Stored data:
=== Begin Enclosure ===

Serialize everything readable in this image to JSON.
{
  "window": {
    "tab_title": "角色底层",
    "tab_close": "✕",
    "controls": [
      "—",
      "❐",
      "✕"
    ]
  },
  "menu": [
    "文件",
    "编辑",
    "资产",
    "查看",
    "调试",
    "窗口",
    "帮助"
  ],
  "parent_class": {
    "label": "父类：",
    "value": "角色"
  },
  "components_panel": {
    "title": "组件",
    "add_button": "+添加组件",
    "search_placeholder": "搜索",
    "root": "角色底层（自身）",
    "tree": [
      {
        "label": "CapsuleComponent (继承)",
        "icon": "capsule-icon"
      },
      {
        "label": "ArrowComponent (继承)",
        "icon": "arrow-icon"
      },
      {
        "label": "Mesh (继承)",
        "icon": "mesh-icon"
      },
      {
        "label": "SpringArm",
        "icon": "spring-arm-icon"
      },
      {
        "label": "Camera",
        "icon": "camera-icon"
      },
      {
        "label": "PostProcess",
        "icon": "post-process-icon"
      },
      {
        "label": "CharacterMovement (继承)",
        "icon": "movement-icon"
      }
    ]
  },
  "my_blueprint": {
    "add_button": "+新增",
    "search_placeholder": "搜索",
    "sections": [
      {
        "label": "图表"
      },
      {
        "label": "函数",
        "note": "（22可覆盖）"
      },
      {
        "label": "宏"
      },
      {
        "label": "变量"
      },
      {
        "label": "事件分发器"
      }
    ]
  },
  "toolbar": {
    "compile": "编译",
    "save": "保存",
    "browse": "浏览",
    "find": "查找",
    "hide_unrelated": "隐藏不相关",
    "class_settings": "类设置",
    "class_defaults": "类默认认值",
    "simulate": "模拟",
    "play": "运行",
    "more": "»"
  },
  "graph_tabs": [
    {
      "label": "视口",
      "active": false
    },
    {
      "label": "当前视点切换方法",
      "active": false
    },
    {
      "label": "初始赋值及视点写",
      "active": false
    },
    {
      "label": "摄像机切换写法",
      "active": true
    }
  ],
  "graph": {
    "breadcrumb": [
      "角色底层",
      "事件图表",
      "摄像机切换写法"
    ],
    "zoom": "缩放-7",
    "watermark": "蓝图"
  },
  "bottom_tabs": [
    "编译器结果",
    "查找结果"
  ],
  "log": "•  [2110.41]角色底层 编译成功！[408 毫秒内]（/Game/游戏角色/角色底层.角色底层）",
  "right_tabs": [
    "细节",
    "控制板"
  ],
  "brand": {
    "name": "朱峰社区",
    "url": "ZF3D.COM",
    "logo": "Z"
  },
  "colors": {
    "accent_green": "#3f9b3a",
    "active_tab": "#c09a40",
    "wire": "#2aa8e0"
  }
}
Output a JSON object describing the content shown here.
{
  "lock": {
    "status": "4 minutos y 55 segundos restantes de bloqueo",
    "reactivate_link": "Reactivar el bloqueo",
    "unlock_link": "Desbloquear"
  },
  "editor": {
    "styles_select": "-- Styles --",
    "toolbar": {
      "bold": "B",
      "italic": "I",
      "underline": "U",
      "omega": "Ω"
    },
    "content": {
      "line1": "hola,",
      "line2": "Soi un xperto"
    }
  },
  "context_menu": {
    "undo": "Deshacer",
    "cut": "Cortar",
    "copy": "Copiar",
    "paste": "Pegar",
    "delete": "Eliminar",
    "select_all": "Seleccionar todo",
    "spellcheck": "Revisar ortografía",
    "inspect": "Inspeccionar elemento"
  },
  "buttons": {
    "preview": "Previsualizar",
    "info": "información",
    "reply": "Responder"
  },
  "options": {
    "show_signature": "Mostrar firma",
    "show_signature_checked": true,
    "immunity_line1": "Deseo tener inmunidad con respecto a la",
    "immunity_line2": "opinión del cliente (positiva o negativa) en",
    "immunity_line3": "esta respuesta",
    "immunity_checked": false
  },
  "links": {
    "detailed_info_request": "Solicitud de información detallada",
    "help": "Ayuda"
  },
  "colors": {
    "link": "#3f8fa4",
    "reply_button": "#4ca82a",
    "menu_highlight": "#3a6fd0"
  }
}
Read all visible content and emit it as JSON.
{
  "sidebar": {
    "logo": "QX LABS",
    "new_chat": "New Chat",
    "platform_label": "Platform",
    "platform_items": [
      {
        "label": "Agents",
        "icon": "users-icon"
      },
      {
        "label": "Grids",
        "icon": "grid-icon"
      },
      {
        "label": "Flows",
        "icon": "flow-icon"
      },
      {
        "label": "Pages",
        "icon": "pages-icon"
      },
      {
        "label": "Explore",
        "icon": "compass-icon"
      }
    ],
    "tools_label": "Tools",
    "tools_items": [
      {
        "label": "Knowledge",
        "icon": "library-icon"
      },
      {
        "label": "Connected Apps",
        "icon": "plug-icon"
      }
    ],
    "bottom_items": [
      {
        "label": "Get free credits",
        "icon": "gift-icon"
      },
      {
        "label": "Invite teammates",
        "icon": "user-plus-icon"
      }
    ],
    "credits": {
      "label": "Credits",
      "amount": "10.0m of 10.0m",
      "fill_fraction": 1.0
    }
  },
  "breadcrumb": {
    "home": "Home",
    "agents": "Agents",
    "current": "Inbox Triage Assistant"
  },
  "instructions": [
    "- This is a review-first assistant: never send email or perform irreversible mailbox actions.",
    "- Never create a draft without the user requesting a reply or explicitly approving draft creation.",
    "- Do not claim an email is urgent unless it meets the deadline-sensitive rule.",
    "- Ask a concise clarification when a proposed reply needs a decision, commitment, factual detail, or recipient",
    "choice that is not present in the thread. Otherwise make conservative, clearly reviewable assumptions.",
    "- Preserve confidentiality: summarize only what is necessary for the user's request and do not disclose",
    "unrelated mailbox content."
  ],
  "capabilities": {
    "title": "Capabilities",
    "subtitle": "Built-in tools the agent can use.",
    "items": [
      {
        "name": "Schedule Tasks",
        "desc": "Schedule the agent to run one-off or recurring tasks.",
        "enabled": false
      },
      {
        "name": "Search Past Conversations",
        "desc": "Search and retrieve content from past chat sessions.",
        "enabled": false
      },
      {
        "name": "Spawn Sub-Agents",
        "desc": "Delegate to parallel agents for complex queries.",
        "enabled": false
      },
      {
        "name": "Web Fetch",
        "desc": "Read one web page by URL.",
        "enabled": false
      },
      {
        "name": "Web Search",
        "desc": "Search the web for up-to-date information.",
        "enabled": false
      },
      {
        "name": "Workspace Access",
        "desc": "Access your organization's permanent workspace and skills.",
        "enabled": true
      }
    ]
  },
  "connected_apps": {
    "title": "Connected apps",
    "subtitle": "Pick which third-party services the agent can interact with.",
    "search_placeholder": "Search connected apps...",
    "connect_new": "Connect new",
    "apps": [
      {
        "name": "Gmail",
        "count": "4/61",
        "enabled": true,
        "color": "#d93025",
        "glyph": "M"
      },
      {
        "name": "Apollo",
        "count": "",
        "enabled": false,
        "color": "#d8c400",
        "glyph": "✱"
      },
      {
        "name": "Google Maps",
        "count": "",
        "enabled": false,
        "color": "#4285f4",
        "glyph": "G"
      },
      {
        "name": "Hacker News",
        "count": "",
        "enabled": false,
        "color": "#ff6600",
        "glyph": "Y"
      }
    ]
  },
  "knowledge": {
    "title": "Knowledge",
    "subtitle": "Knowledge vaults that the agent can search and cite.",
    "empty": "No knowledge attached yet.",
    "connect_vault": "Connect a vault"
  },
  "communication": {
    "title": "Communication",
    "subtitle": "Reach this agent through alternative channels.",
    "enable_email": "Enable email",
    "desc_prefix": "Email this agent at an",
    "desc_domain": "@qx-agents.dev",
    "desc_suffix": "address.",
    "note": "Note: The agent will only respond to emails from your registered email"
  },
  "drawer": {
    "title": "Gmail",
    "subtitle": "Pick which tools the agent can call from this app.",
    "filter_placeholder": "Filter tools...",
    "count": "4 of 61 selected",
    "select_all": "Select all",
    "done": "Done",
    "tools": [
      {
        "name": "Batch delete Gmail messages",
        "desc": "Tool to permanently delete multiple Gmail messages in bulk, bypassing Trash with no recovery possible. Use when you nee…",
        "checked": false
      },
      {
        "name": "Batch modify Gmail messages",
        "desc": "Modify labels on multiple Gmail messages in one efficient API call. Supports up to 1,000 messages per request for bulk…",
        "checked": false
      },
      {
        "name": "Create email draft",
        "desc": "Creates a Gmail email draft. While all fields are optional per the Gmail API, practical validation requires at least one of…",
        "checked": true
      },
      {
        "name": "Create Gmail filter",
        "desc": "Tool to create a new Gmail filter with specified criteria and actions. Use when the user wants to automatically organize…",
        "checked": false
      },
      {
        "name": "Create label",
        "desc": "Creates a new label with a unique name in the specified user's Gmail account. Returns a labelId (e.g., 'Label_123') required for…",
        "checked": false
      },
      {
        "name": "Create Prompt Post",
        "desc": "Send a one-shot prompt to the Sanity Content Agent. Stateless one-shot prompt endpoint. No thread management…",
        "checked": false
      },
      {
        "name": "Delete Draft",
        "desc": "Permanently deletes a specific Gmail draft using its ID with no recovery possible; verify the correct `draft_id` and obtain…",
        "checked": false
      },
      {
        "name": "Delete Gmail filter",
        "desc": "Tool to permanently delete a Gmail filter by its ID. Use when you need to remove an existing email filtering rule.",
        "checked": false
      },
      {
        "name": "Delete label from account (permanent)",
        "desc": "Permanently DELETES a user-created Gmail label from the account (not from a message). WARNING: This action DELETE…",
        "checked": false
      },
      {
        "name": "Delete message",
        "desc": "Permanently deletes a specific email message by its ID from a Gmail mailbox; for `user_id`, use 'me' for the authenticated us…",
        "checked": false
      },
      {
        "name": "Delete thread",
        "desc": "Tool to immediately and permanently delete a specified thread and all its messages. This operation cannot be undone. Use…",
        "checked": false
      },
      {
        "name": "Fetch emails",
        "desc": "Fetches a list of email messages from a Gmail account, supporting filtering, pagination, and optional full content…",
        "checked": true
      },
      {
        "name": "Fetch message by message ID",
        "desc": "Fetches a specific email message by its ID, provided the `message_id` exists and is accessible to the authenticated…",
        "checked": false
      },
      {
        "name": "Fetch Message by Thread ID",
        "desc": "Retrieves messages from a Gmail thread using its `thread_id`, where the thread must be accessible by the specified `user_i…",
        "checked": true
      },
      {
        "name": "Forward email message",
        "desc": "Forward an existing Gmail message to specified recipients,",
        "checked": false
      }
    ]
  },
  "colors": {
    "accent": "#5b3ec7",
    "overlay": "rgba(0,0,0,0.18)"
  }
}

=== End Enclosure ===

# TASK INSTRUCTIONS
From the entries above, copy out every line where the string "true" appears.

# SOLVED EXERCISE
      "active": true
    "show_signature_checked": true,
        "enabled": true
        "enabled": true,
        "checked": true
        "checked": true
        "checked": true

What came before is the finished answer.